With Core Insight, customers gain real visibility into their security standing, real validation of their security controls and real metrics to more effectively secure their organizations. The solution employs groundbreaking technology that proactively replicates the steps attackers would take to breach valuable information assets.
Unlike other solutions, Core Insight Enterprise starts with customers identifying which systems and data they want most to protect. Insight then automatically calculates paths of attack and then begins to exploit multiple layers of defense until the security of critical assets is either confirmed or breached. Assessment results are delivered via a dashboard and reports that present metrics regarding the efficacy of security controls in terms relevant to the business.
Core Insight Enterprise provides IT security leaders with an automated and continuous view of IT security risk for the very first time.
“Using Core Insight Enterprise to test across our IT infrastructure on a continual basis has given us an entirely new way of looking at whether or not our most critical IT systems and electronic data are protected from real-world attacks,” said Larry Whiteside, chief information security officer of the Visiting Nurses Service of New York. “Just as importantly, it tells us how well our existing defenses are functioning and what type of return we’re getting from our previous security investments.”
“Core Insight Enterprise changes how enterprises should view security,” said Charles Kolodgy, research vice president for Security Products at IDC. “It makes security goal oriented by allowing security professionals to determine if their critical assets are vulnerable.”

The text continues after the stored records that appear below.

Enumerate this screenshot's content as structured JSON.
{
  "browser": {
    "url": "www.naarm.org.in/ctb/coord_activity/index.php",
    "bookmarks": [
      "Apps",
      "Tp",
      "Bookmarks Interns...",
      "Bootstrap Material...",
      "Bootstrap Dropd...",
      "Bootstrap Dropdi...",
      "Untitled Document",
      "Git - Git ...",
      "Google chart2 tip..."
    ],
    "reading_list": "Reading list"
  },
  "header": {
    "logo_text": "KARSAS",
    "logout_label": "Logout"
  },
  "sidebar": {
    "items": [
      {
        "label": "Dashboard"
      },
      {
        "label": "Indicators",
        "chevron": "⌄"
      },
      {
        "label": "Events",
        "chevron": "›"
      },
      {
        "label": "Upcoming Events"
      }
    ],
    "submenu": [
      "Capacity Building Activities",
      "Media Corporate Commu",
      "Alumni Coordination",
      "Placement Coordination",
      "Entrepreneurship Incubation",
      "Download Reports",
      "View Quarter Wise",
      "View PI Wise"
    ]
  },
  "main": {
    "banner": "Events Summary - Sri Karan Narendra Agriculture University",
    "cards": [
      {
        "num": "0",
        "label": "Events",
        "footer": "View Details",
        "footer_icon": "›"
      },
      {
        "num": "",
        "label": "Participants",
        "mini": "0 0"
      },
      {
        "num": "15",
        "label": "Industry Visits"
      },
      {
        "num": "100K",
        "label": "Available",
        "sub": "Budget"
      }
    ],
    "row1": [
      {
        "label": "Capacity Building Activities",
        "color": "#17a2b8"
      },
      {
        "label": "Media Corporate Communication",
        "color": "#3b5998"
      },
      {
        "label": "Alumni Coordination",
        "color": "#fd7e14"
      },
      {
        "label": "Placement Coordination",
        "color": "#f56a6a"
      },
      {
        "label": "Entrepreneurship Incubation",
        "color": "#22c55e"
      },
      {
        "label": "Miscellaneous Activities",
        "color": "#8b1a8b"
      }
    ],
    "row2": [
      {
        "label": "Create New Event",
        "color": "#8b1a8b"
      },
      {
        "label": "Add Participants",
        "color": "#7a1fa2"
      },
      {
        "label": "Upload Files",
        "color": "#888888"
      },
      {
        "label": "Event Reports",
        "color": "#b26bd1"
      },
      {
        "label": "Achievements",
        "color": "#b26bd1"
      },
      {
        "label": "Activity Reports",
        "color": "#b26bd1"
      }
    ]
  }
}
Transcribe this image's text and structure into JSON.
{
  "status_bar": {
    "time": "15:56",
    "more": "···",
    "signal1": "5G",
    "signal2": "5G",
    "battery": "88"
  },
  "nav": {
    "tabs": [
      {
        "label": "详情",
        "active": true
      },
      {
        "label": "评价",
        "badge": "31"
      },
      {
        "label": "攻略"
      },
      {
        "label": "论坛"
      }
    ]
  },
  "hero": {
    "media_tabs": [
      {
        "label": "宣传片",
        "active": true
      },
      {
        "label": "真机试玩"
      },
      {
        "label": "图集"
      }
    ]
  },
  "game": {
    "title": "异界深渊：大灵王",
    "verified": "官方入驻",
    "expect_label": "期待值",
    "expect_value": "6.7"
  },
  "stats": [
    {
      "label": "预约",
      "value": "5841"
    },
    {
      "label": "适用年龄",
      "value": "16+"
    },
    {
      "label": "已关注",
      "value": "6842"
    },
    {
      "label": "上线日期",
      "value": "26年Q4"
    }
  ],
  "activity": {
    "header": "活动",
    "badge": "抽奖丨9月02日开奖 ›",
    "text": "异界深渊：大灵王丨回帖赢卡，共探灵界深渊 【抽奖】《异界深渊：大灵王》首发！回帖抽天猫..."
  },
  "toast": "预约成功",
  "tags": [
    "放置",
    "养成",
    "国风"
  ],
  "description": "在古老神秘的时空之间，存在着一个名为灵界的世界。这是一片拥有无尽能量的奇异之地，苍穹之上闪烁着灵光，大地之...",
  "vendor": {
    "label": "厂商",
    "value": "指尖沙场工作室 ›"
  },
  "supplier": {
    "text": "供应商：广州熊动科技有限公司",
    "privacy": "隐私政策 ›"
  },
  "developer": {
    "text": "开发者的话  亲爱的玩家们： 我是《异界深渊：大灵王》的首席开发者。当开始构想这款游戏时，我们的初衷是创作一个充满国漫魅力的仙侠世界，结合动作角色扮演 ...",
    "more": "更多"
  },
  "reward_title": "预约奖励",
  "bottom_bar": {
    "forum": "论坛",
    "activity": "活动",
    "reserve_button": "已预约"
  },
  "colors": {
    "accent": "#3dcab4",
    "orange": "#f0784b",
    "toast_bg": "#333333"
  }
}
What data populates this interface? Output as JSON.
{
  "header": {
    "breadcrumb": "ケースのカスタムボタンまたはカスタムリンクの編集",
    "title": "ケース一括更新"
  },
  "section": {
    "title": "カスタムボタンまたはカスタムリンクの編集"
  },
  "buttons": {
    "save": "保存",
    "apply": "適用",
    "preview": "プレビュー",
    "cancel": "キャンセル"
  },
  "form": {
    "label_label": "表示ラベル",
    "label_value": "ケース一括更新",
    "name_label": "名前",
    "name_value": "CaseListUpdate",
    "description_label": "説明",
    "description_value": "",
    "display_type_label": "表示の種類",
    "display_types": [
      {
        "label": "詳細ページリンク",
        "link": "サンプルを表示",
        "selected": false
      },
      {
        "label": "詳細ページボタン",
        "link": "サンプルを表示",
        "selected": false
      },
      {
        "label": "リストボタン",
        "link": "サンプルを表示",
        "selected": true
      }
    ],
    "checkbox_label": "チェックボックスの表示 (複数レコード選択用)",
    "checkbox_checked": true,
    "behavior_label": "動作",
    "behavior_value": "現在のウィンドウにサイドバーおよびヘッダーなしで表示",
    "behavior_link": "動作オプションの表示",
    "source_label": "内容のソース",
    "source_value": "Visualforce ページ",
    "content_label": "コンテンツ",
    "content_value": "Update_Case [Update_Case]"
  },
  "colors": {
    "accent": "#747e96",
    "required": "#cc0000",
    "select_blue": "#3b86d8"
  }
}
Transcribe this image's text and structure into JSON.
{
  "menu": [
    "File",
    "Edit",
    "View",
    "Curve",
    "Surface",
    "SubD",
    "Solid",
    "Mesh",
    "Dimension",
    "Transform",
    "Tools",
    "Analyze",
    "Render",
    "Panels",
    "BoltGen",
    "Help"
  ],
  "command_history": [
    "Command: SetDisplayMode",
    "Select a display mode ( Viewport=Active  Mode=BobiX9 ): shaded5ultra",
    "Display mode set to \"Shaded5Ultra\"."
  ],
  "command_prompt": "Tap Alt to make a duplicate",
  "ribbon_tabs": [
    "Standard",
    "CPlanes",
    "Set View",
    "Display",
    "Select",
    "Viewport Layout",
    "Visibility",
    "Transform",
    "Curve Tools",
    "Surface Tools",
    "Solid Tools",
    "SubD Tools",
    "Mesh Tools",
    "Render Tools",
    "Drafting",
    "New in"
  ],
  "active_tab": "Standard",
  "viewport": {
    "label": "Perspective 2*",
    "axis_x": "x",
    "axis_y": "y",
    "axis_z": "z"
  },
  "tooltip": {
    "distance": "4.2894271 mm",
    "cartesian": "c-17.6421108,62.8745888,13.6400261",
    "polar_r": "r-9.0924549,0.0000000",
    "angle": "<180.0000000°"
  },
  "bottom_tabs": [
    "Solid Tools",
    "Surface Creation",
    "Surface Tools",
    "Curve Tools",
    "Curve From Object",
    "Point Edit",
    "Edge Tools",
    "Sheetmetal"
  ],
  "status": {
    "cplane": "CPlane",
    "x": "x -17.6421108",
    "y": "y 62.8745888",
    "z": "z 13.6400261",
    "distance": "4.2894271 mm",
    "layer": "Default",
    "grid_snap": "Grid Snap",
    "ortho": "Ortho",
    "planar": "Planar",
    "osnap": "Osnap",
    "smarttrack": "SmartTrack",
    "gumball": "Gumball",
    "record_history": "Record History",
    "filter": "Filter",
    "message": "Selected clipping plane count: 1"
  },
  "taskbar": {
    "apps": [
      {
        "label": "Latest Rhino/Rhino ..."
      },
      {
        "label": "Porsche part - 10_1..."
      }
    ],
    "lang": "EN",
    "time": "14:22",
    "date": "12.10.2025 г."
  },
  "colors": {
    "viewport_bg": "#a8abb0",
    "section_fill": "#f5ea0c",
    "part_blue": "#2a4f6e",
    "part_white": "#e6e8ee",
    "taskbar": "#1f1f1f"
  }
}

Core Insight builds upon the expanding demand and established innovation of Core Impact, a penetration testing software product, now in its 11th version, said the company. While Impact is the software application of choice among thousands of security testing professionals, Core Insight creates the opportunity to test and measure exposures in a comprehensive and realistic manner.